A young boy, orphaned in the jungle, is adopted by a female gorilla, and grows up under her care.
Let’s face it, Disney has been off its game of late; the recent ream of so-called ‘classics’ have been anything but. Just an admirable spray of beautifully animated yet remote tales infused with sly in-jokery for the parents and a steadfast application of tried and trusted formulaic ingredients - the big soundtrack, the comedy sidekicks, the marketing opportunities (Mulan, Hunchback, Pocahontas).
With Tarzan it’s a wonderful, triumphant return to something which is far more fundamental - glorious old-fashioned storytelling - and a step valiantly and successfully into a new visual lexicon. In the face of the onslaught of Pixar’s expansive digital revolution, Tarzan fuses the hip style of Japan’s Anime graphics (big eyes, sharp features, kinetic action) with old time Disney (the comedy elephant Tantor is pure Jungle Book) and a solid use of computer aided whizzkiddery (Tarzan motors through the jungle by ‘surfing’ on tree branches in a dizzyingly cool kind of 3D video game manner).
The emphasis here is on trad storytelling made wondrous - and it works. Partly because the script is so sharp, and confident enough to treat the kids like adults (we have death, we have danger, we have sexual awakening) and partly because it dispenses with all the usual forms of irony to concentrate on such divine elements as romance, adventure and comedy.
Sticking faithfully to Burroughs’ original Tarzan Of The Apes story, first published in 1912, the tale is a well furrowed one: a small child is left alone in the jungle after his shipwrecked parents are killed by a mean old leopard. Adopted by a forlorn female ape, Kala (Close), Tarzan (Goldwyn) is raised as a gorilla before reaching puberty and hitting the requisite Disney identity crisis – ‘Why am I bald?’ Enter Jane (Driver) stage left, along with her explorer pop Professor Archimedes Q.Porter (Nigel Hawthorne) and Clayton, a sinister big game hunter (Blessed).

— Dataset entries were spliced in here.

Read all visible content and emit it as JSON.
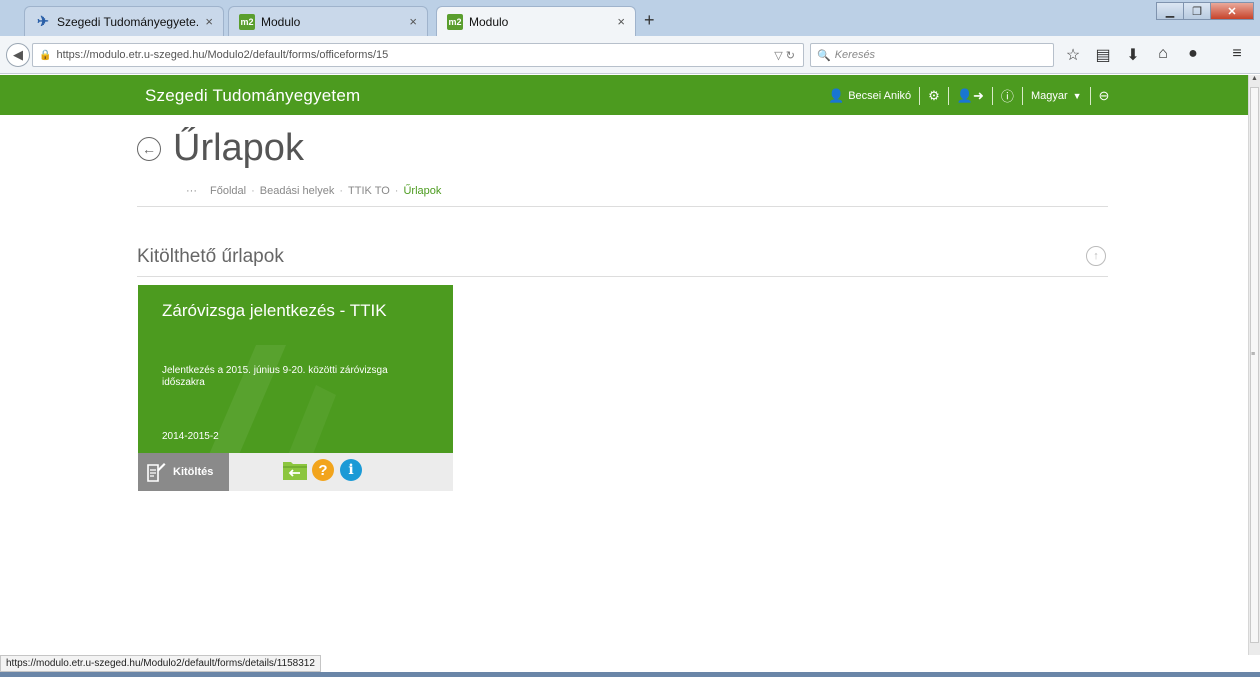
{
  "browser": {
    "tabs": [
      {
        "label": "Szegedi Tudományegyete...",
        "close": "×"
      },
      {
        "label": "Modulo",
        "close": "×"
      },
      {
        "label": "Modulo",
        "close": "×"
      }
    ],
    "new_tab": "+",
    "url": "https://modulo.etr.u-szeged.hu/Modulo2/default/forms/officeforms/15",
    "search_placeholder": "Keresés",
    "favicon_text": "m2"
  },
  "app": {
    "brand": "Szegedi Tudományegyetem",
    "user_name": "Becsei Anikó",
    "language": "Magyar"
  },
  "page": {
    "title": "Űrlapok",
    "breadcrumb": {
      "ellipsis": "···",
      "items": [
        "Főoldal",
        "Beadási helyek",
        "TTIK TO",
        "Űrlapok"
      ]
    },
    "section_title": "Kitölthető űrlapok"
  },
  "card": {
    "title": "Záróvizsga jelentkezés - TTIK",
    "description": "Jelentkezés a 2015. június 9-20. közötti záróvizsga időszakra",
    "period": "2014-2015-2",
    "fill_button": "Kitöltés"
  },
  "status_url": "https://modulo.etr.u-szeged.hu/Modulo2/default/forms/details/1158312",
  "colors": {
    "brand_green": "#4c9b1f",
    "help_orange": "#f2a41c",
    "info_blue": "#1b9ad6",
    "fill_gray": "#8a8a8a"
  },
  "icons": [
    "back-icon",
    "lock-icon",
    "search-icon",
    "bookmark-star-icon",
    "reading-list-icon",
    "download-icon",
    "home-icon",
    "chat-icon",
    "menu-icon",
    "user-icon",
    "gear-icon",
    "switch-user-icon",
    "help-icon",
    "logout-icon",
    "up-arrow-icon",
    "document-edit-icon",
    "folder-back-icon",
    "question-icon",
    "info-icon"
  ]
}
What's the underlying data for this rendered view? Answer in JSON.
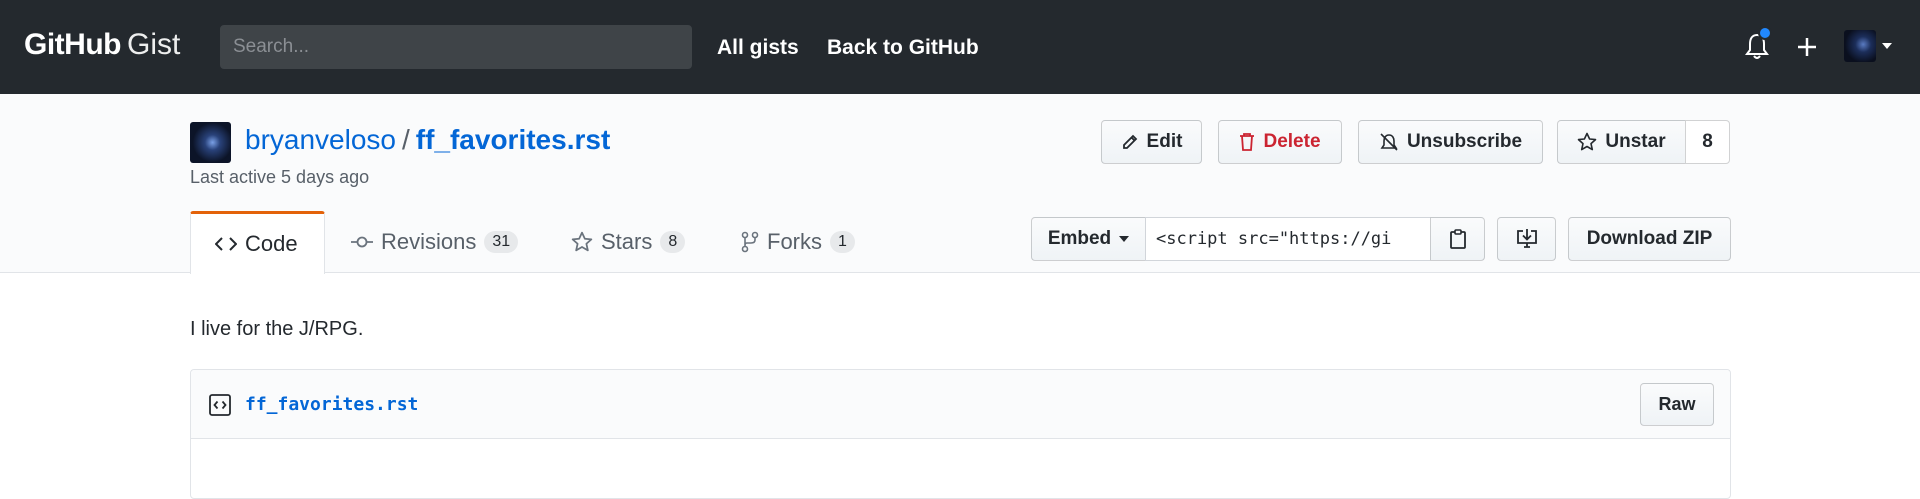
{
  "nav": {
    "logo_github": "GitHub",
    "logo_gist": "Gist",
    "search_placeholder": "Search...",
    "all_gists": "All gists",
    "back_to_github": "Back to GitHub"
  },
  "gist": {
    "owner": "bryanveloso",
    "separator": "/",
    "filename": "ff_favorites.rst",
    "last_active": "Last active 5 days ago",
    "description": "I live for the J/RPG."
  },
  "actions": {
    "edit": "Edit",
    "delete": "Delete",
    "unsubscribe": "Unsubscribe",
    "unstar": "Unstar",
    "star_count": "8"
  },
  "tabs": {
    "code": "Code",
    "revisions": "Revisions",
    "revisions_count": "31",
    "stars": "Stars",
    "stars_count": "8",
    "forks": "Forks",
    "forks_count": "1"
  },
  "embed": {
    "label": "Embed",
    "value": "<script src=\"https://gi",
    "download_zip": "Download ZIP"
  },
  "file": {
    "name": "ff_favorites.rst",
    "raw": "Raw"
  },
  "colors": {
    "nav_bg": "#24292e",
    "link": "#0366d6",
    "delete": "#cb2431",
    "tab_accent": "#e36209",
    "notification": "#2188ff"
  }
}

Love, danger, and issues of belonging all ensue in enthralling fashion. And if you’re wondering, a sly dramatic device allows us to understand the gorillas’ voices, while the non-jungle-savvy homo sapiens simply hear ‘oooh ooohs’. Directors Lima and Buck are not simply willing to resort to the simple ‘Oh, it’s just a cartoon’ defence for plot improbabilities.
The music, thank God, is all background. Some perfectly acceptable Phil Collins tunes - not, as it transpires, a contradiction in terms - are present to establish mood. The comedy sidekick comes unusually in female form (O’Donnell’s gorilla chum Terk), and there’s even some minor violence in amongst the fabulous set pieces; all in the service of the strong storyline (the smallest of tots may find it a bit much).
And while it may ultimately lack a quality baddie to match the level of a Shere Khan or Lion King’s Scar (although Clayton certainly has a sneery Captain Hook quality), it’s as polished and entertaining an animated feature as you’re likely to see. Walt would be proud.
A film for Uncle Walt to be proud of - with a strong story- line and superior animation.